**WORK ORDER:**
Retype the listing in full. Change nothing.

**STUDY MATERIAL:**
Content starts
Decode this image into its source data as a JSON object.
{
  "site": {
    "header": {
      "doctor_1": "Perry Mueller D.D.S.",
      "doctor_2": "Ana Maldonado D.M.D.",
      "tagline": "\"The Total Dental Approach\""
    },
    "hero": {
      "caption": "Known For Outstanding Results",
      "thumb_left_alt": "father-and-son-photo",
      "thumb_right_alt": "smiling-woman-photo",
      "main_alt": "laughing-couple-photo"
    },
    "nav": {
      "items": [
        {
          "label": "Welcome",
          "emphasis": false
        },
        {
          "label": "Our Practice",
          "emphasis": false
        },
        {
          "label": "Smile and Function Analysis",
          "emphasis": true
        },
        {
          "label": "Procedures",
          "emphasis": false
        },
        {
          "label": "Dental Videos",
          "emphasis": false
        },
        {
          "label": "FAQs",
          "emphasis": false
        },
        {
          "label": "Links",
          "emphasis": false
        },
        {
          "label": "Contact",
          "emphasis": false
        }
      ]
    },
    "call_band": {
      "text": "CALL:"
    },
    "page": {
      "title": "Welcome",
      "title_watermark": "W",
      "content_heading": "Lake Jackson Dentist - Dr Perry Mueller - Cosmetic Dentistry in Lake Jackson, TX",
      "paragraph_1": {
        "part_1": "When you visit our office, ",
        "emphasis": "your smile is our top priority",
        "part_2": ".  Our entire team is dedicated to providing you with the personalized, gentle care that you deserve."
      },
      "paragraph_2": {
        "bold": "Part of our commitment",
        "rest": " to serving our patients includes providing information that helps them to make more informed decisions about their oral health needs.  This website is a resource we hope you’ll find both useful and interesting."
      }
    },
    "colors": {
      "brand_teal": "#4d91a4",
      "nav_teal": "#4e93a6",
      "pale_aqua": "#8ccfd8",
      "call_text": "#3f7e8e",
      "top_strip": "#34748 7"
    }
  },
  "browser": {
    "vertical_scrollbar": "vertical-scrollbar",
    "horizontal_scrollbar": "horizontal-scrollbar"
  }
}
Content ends
**FINISHED EXERCISE:**
Decode this image into its source data as a JSON object.
{
  "site": {
    "header": {
      "doctor_1": "Perry Mueller D.D.S.",
      "doctor_2": "Ana Maldonado D.M.D.",
      "tagline": "\"The Total Dental Approach\""
    },
    "hero": {
      "caption": "Known For Outstanding Results",
      "thumb_left_alt": "father-and-son-photo",
      "thumb_right_alt": "smiling-woman-photo",
      "main_alt": "laughing-couple-photo"
    },
    "nav": {
      "items": [
        {
          "label": "Welcome",
          "emphasis": false
        },
        {
          "label": "Our Practice",
          "emphasis": false
        },
        {
          "label": "Smile and Function Analysis",
          "emphasis": true
        },
        {
          "label": "Procedures",
          "emphasis": false
        },
        {
          "label": "Dental Videos",
          "emphasis": false
        },
        {
          "label": "FAQs",
          "emphasis": false
        },
        {
          "label": "Links",
          "emphasis": false
        },
        {
          "label": "Contact",
          "emphasis": false
        }
      ]
    },
    "call_band": {
      "text": "CALL:"
    },
    "page": {
      "title": "Welcome",
      "title_watermark": "W",
      "content_heading": "Lake Jackson Dentist - Dr Perry Mueller - Cosmetic Dentistry in Lake Jackson, TX",
      "paragraph_1": {
        "part_1": "When you visit our office, ",
        "emphasis": "your smile is our top priority",
        "part_2": ".  Our entire team is dedicated to providing you with the personalized, gentle care that you deserve."
      },
      "paragraph_2": {
        "bold": "Part of our commitment",
        "rest": " to serving our patients includes providing information that helps them to make more informed decisions about their oral health needs.  This website is a resource we hope you’ll find both useful and interesting."
      }
    },
    "colors": {
      "brand_teal": "#4d91a4",
      "nav_teal": "#4e93a6",
      "pale_aqua": "#8ccfd8",
      "call_text": "#3f7e8e",
      "top_strip": "#34748 7"
    }
  },
  "browser": {
    "vertical_scrollbar": "vertical-scrollbar",
    "horizontal_scrollbar": "horizontal-scrollbar"
  }
}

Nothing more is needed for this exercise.